Al-Awlaki lived in Colorado, California and Virginia before leaving the United States in 2002. At one point he met two of the men who would be among the 9/11 hijackers, an encounter later investigated by the FBI. There is no evidence that al-Awlaki knew of their plans.
From about 2006 onward he became increasingly influential among would-be jihadists around the world with his eloquent online sermons delivered in fluent and colloquial English. Al-Awlaki was killed in a U.S. drone strike in a remote part of Yemen in September 2011, along with another American, Samir Khan.
U.S investigators are examining whether the Tsarnaev brothers downloaded or viewed a bomb formula that appeared in Inspire, the online English-language magazine published by al Qaeda in the Arabian Peninsula. Al-Awlaki is believed to have been the driving force behind that magazine and Samir Khan was its editor.
The pressure cooker devices exploded in Boston had several striking similarities to a design in the first issue of the magazine in the summer of 2010 "How to build a bomb in Your Mom's Kitchen."
The magazine instructed would-be jihadists in the West to deploy multiple devices and set them off simultaneously in a crowded space. Another issue of the magazine published a year ago called for attacks at crowded sports venues.

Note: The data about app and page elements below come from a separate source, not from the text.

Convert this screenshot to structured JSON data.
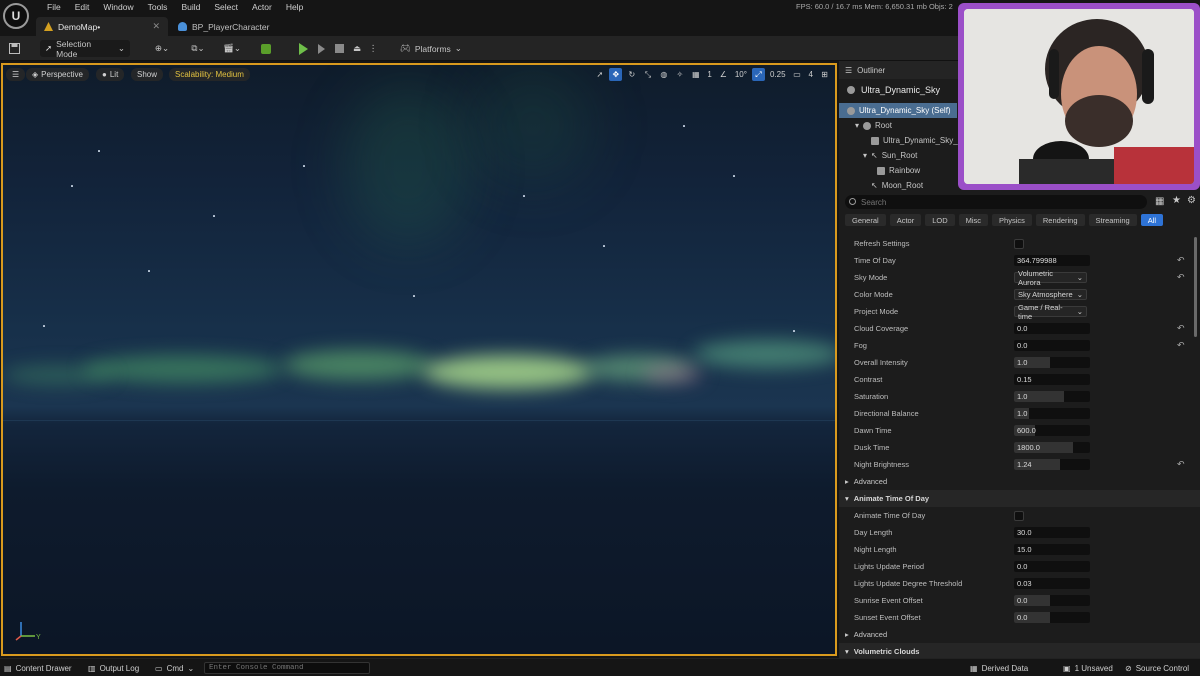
{
  "menu": [
    "File",
    "Edit",
    "Window",
    "Tools",
    "Build",
    "Select",
    "Actor",
    "Help"
  ],
  "stats": "FPS: 60.0  /  16.7 ms   Mem: 6,650.31 mb   Objs: 2",
  "tabs": [
    {
      "label": "DemoMap•",
      "active": true
    },
    {
      "label": "BP_PlayerCharacter",
      "active": false
    }
  ],
  "toolbar": {
    "selection_mode": "Selection Mode",
    "platforms": "Platforms"
  },
  "viewport": {
    "perspective": "Perspective",
    "lit": "Lit",
    "show": "Show",
    "scalability": "Scalability: Medium",
    "grid_num": "1",
    "angle": "10°",
    "scale": "0.25",
    "camera_speed": "4"
  },
  "outliner": {
    "title": "Outliner",
    "actor": "Ultra_Dynamic_Sky",
    "tree": [
      {
        "label": "Ultra_Dynamic_Sky (Self)",
        "indent": 0,
        "selected": true
      },
      {
        "label": "Root",
        "indent": 1,
        "selected": false
      },
      {
        "label": "Ultra_Dynamic_Sky_",
        "indent": 2,
        "selected": false
      },
      {
        "label": "Sun_Root",
        "indent": 2,
        "selected": false
      },
      {
        "label": "Rainbow",
        "indent": 3,
        "selected": false
      },
      {
        "label": "Moon_Root",
        "indent": 2,
        "selected": false
      }
    ]
  },
  "details": {
    "search_placeholder": "Search",
    "categories": [
      "General",
      "Actor",
      "LOD",
      "Misc",
      "Physics",
      "Rendering",
      "Streaming",
      "All"
    ],
    "active_category": "All",
    "properties": [
      {
        "label": "Refresh Settings",
        "kind": "check",
        "value": "",
        "fill": 0,
        "reset": false
      },
      {
        "label": "Time Of Day",
        "kind": "field",
        "value": "364.799988",
        "fill": 0,
        "reset": true
      },
      {
        "label": "Sky Mode",
        "kind": "drop",
        "value": "Volumetric Aurora",
        "fill": 0,
        "reset": true
      },
      {
        "label": "Color Mode",
        "kind": "drop",
        "value": "Sky Atmosphere",
        "fill": 0,
        "reset": false
      },
      {
        "label": "Project Mode",
        "kind": "drop",
        "value": "Game / Real-time",
        "fill": 0,
        "reset": false
      },
      {
        "label": "Cloud Coverage",
        "kind": "field",
        "value": "0.0",
        "fill": 0,
        "reset": true
      },
      {
        "label": "Fog",
        "kind": "field",
        "value": "0.0",
        "fill": 0,
        "reset": true
      },
      {
        "label": "Overall Intensity",
        "kind": "field",
        "value": "1.0",
        "fill": 0.48,
        "reset": false
      },
      {
        "label": "Contrast",
        "kind": "field",
        "value": "0.15",
        "fill": 0,
        "reset": false
      },
      {
        "label": "Saturation",
        "kind": "field",
        "value": "1.0",
        "fill": 0.66,
        "reset": false
      },
      {
        "label": "Directional Balance",
        "kind": "field",
        "value": "1.0",
        "fill": 0.2,
        "reset": false
      },
      {
        "label": "Dawn Time",
        "kind": "field",
        "value": "600.0",
        "fill": 0.28,
        "reset": false
      },
      {
        "label": "Dusk Time",
        "kind": "field",
        "value": "1800.0",
        "fill": 0.78,
        "reset": false
      },
      {
        "label": "Night Brightness",
        "kind": "field",
        "value": "1.24",
        "fill": 0.6,
        "reset": true
      }
    ],
    "section_advanced_1": "Advanced",
    "section_animate": "Animate Time Of Day",
    "animate_properties": [
      {
        "label": "Animate Time Of Day",
        "kind": "check",
        "value": "",
        "fill": 0
      },
      {
        "label": "Day Length",
        "kind": "field",
        "value": "30.0",
        "fill": 0
      },
      {
        "label": "Night Length",
        "kind": "field",
        "value": "15.0",
        "fill": 0
      },
      {
        "label": "Lights Update Period",
        "kind": "field",
        "value": "0.0",
        "fill": 0
      },
      {
        "label": "Lights Update Degree Threshold",
        "kind": "field",
        "value": "0.03",
        "fill": 0
      },
      {
        "label": "Sunrise Event Offset",
        "kind": "field",
        "value": "0.0",
        "fill": 0.48
      },
      {
        "label": "Sunset Event Offset",
        "kind": "field",
        "value": "0.0",
        "fill": 0.48
      }
    ],
    "section_advanced_2": "Advanced",
    "section_clouds": "Volumetric Clouds"
  },
  "statusbar": {
    "content_drawer": "Content Drawer",
    "output_log": "Output Log",
    "cmd": "Cmd",
    "console_placeholder": "Enter Console Command",
    "derived_data": "Derived Data",
    "unsaved": "1 Unsaved",
    "source_control": "Source Control"
  }
}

The Inspire recipe "How to Build a Bomb in your Mom's Kitchen" has been linked to multiple Islamist terrorist plots on both sides of the Atlantic. It was downloaded by a group of Islamist extremists plotting to bomb London in late 2010.
In July 2011, an American Muslim soldier from Fort Hood, Texas -- Naser Jason Abdo -- downloaded the recipe and bought pressure cookers and shotgun shells from which he could extract explosive powder. Abdo was arrested before he had assembled a bomb and was sentenced last year to two consecutive life prison sentences for attempted use of a weapon of mass destruction.